◆ WHAT YOU HAVE TO DO ◆
What lines below include the word "name"? Copy each one.

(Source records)
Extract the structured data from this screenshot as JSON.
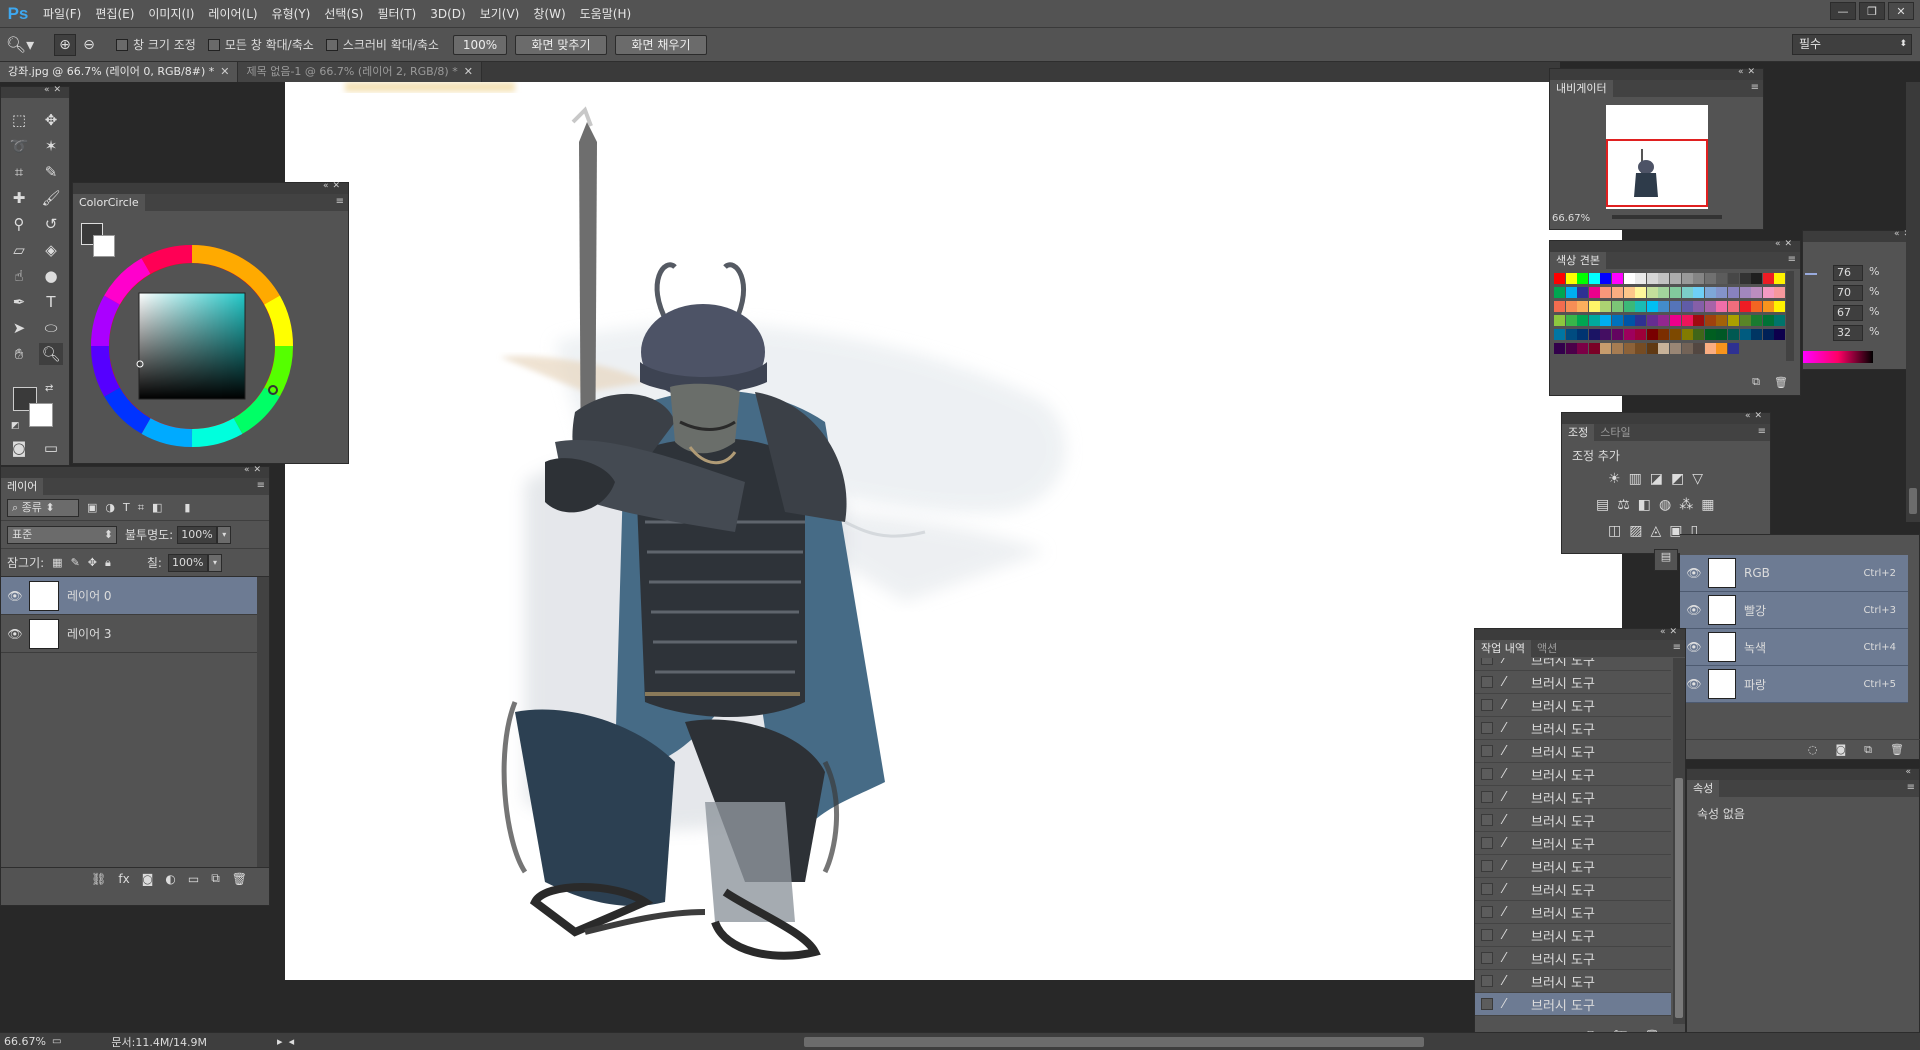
{
  "app": {
    "logo": "Ps"
  },
  "menu": [
    "파일(F)",
    "편집(E)",
    "이미지(I)",
    "레이어(L)",
    "유형(Y)",
    "선택(S)",
    "필터(T)",
    "3D(D)",
    "보기(V)",
    "창(W)",
    "도움말(H)"
  ],
  "window_controls": {
    "minimize": "—",
    "restore": "❐",
    "close": "✕"
  },
  "options": {
    "zoom_in": "⊕",
    "zoom_out": "⊖",
    "resize_window": "창 크기 조정",
    "zoom_all": "모든 창 확대/축소",
    "scrubby": "스크러비 확대/축소",
    "zoom_value": "100%",
    "fit_screen": "화면 맞추기",
    "fill_screen": "화면 채우기",
    "workspace": "필수"
  },
  "tabs": [
    {
      "label": "강좌.jpg @ 66.7% (레이어 0, RGB/8#) *",
      "active": true
    },
    {
      "label": "제목 없음-1 @ 66.7% (레이어 2, RGB/8) *",
      "active": false
    }
  ],
  "colorcircle": {
    "title": "ColorCircle"
  },
  "layers": {
    "tab": "레이어",
    "filter_kind": "종류",
    "blend_mode": "표준",
    "opacity_label": "불투명도:",
    "opacity_value": "100%",
    "lock_label": "잠그기:",
    "fill_label": "칠:",
    "fill_value": "100%",
    "items": [
      {
        "name": "레이어 0",
        "selected": true
      },
      {
        "name": "레이어 3",
        "selected": false
      }
    ],
    "footer_icons": [
      "link-icon",
      "fx-icon",
      "mask-icon",
      "adjustment-icon",
      "folder-icon",
      "new-layer-icon",
      "trash-icon"
    ]
  },
  "navigator": {
    "tab": "내비게이터",
    "zoom": "66.67%"
  },
  "swatches": {
    "tab": "색상 견본"
  },
  "color_values": [
    "76",
    "70",
    "67",
    "32"
  ],
  "color_unit": "%",
  "adjustments": {
    "tabs": [
      "조정",
      "스타일"
    ],
    "add_label": "조정 추가"
  },
  "history": {
    "tabs": [
      "작업 내역",
      "액션"
    ],
    "items": [
      "브러시 도구",
      "브러시 도구",
      "브러시 도구",
      "브러시 도구",
      "브러시 도구",
      "브러시 도구",
      "브러시 도구",
      "브러시 도구",
      "브러시 도구",
      "브러시 도구",
      "브러시 도구",
      "브러시 도구",
      "브러시 도구",
      "브러시 도구",
      "브러시 도구",
      "브러시 도구"
    ]
  },
  "channels": [
    {
      "name": "RGB",
      "shortcut": "Ctrl+2"
    },
    {
      "name": "빨강",
      "shortcut": "Ctrl+3"
    },
    {
      "name": "녹색",
      "shortcut": "Ctrl+4"
    },
    {
      "name": "파랑",
      "shortcut": "Ctrl+5"
    }
  ],
  "properties": {
    "tab": "속성",
    "empty": "속성 없음"
  },
  "status": {
    "zoom": "66.67%",
    "doc": "문서:11.4M/14.9M"
  }
}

◆ WRITTEN SOLUTION ◆
        "name": "레이어 0",
        "name": "레이어 3",
      "name": "RGB",
      "name": "빨강",
      "name": "녹색",
      "name": "파랑",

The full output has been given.